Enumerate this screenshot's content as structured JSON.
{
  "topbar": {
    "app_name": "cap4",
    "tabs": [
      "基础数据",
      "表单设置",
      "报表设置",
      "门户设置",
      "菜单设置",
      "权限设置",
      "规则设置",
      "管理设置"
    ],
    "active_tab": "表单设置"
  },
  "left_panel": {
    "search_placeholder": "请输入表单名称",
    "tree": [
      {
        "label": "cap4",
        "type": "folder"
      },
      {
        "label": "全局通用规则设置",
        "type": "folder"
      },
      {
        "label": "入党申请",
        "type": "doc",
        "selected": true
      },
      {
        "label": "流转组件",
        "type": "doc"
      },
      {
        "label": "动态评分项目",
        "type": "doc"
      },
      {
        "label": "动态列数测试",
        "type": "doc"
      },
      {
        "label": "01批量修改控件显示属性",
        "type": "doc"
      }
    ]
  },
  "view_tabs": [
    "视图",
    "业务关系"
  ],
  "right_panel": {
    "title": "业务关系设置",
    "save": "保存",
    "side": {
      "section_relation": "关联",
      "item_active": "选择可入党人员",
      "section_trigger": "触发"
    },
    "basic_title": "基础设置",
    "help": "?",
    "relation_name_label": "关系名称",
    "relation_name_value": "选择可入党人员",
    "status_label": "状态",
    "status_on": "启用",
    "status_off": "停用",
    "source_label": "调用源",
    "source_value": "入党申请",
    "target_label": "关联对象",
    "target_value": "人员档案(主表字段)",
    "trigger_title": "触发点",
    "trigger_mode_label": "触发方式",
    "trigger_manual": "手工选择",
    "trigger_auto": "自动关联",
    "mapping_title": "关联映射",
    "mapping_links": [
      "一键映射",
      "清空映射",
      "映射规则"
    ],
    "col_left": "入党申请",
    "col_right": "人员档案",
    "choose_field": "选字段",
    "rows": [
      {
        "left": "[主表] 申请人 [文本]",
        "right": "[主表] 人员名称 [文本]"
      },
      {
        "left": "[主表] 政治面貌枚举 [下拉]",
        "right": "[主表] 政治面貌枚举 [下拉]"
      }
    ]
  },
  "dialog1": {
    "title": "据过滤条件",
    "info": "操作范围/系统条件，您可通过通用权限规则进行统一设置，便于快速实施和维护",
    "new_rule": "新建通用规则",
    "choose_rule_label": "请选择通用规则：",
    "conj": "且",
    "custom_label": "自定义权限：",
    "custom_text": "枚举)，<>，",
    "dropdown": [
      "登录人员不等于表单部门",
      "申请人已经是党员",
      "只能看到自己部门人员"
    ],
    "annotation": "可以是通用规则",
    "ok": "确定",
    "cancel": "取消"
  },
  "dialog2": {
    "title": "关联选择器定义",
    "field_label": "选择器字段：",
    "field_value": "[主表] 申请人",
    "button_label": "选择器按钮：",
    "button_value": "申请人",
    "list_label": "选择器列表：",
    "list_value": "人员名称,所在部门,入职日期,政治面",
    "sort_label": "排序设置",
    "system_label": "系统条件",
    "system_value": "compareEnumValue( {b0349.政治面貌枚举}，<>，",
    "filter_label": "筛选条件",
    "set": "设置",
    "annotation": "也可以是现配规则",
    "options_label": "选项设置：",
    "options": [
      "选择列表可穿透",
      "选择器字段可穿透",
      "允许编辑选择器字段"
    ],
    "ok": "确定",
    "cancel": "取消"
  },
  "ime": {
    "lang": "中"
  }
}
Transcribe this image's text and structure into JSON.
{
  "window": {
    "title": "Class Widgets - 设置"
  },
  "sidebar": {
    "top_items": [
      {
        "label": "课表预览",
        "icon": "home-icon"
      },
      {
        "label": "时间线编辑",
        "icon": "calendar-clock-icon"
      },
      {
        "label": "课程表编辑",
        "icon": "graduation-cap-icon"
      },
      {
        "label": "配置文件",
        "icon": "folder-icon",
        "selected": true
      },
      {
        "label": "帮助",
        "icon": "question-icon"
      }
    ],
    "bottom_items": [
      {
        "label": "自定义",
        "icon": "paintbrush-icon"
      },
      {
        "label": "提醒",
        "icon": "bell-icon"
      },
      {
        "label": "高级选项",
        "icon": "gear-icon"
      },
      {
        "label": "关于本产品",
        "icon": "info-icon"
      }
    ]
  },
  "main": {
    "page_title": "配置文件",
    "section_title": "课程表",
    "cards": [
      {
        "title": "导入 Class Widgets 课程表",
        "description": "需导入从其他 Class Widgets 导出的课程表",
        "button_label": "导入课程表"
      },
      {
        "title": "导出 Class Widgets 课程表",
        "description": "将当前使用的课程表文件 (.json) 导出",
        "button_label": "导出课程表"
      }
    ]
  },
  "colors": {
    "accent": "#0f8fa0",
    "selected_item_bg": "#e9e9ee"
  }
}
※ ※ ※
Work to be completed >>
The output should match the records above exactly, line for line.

Problem solution >>
Enumerate this screenshot's content as structured JSON.
{
  "topbar": {
    "app_name": "cap4",
    "tabs": [
      "基础数据",
      "表单设置",
      "报表设置",
      "门户设置",
      "菜单设置",
      "权限设置",
      "规则设置",
      "管理设置"
    ],
    "active_tab": "表单设置"
  },
  "left_panel": {
    "search_placeholder": "请输入表单名称",
    "tree": [
      {
        "label": "cap4",
        "type": "folder"
      },
      {
        "label": "全局通用规则设置",
        "type": "folder"
      },
      {
        "label": "入党申请",
        "type": "doc",
        "selected": true
      },
      {
        "label": "流转组件",
        "type": "doc"
      },
      {
        "label": "动态评分项目",
        "type": "doc"
      },
      {
        "label": "动态列数测试",
        "type": "doc"
      },
      {
        "label": "01批量修改控件显示属性",
        "type": "doc"
      }
    ]
  },
  "view_tabs": [
    "视图",
    "业务关系"
  ],
  "right_panel": {
    "title": "业务关系设置",
    "save": "保存",
    "side": {
      "section_relation": "关联",
      "item_active": "选择可入党人员",
      "section_trigger": "触发"
    },
    "basic_title": "基础设置",
    "help": "?",
    "relation_name_label": "关系名称",
    "relation_name_value": "选择可入党人员",
    "status_label": "状态",
    "status_on": "启用",
    "status_off": "停用",
    "source_label": "调用源",
    "source_value": "入党申请",
    "target_label": "关联对象",
    "target_value": "人员档案(主表字段)",
    "trigger_title": "触发点",
    "trigger_mode_label": "触发方式",
    "trigger_manual": "手工选择",
    "trigger_auto": "自动关联",
    "mapping_title": "关联映射",
    "mapping_links": [
      "一键映射",
      "清空映射",
      "映射规则"
    ],
    "col_left": "入党申请",
    "col_right": "人员档案",
    "choose_field": "选字段",
    "rows": [
      {
        "left": "[主表] 申请人 [文本]",
        "right": "[主表] 人员名称 [文本]"
      },
      {
        "left": "[主表] 政治面貌枚举 [下拉]",
        "right": "[主表] 政治面貌枚举 [下拉]"
      }
    ]
  },
  "dialog1": {
    "title": "据过滤条件",
    "info": "操作范围/系统条件，您可通过通用权限规则进行统一设置，便于快速实施和维护",
    "new_rule": "新建通用规则",
    "choose_rule_label": "请选择通用规则：",
    "conj": "且",
    "custom_label": "自定义权限：",
    "custom_text": "枚举)，<>，",
    "dropdown": [
      "登录人员不等于表单部门",
      "申请人已经是党员",
      "只能看到自己部门人员"
    ],
    "annotation": "可以是通用规则",
    "ok": "确定",
    "cancel": "取消"
  },
  "dialog2": {
    "title": "关联选择器定义",
    "field_label": "选择器字段：",
    "field_value": "[主表] 申请人",
    "button_label": "选择器按钮：",
    "button_value": "申请人",
    "list_label": "选择器列表：",
    "list_value": "人员名称,所在部门,入职日期,政治面",
    "sort_label": "排序设置",
    "system_label": "系统条件",
    "system_value": "compareEnumValue( {b0349.政治面貌枚举}，<>，",
    "filter_label": "筛选条件",
    "set": "设置",
    "annotation": "也可以是现配规则",
    "options_label": "选项设置：",
    "options": [
      "选择列表可穿透",
      "选择器字段可穿透",
      "允许编辑选择器字段"
    ],
    "ok": "确定",
    "cancel": "取消"
  },
  "ime": {
    "lang": "中"
  }
}
Transcribe this image's text and structure into JSON.
{
  "window": {
    "title": "Class Widgets - 设置"
  },
  "sidebar": {
    "top_items": [
      {
        "label": "课表预览",
        "icon": "home-icon"
      },
      {
        "label": "时间线编辑",
        "icon": "calendar-clock-icon"
      },
      {
        "label": "课程表编辑",
        "icon": "graduation-cap-icon"
      },
      {
        "label": "配置文件",
        "icon": "folder-icon",
        "selected": true
      },
      {
        "label": "帮助",
        "icon": "question-icon"
      }
    ],
    "bottom_items": [
      {
        "label": "自定义",
        "icon": "paintbrush-icon"
      },
      {
        "label": "提醒",
        "icon": "bell-icon"
      },
      {
        "label": "高级选项",
        "icon": "gear-icon"
      },
      {
        "label": "关于本产品",
        "icon": "info-icon"
      }
    ]
  },
  "main": {
    "page_title": "配置文件",
    "section_title": "课程表",
    "cards": [
      {
        "title": "导入 Class Widgets 课程表",
        "description": "需导入从其他 Class Widgets 导出的课程表",
        "button_label": "导入课程表"
      },
      {
        "title": "导出 Class Widgets 课程表",
        "description": "将当前使用的课程表文件 (.json) 导出",
        "button_label": "导出课程表"
      }
    ]
  },
  "colors": {
    "accent": "#0f8fa0",
    "selected_item_bg": "#e9e9ee"
  }
}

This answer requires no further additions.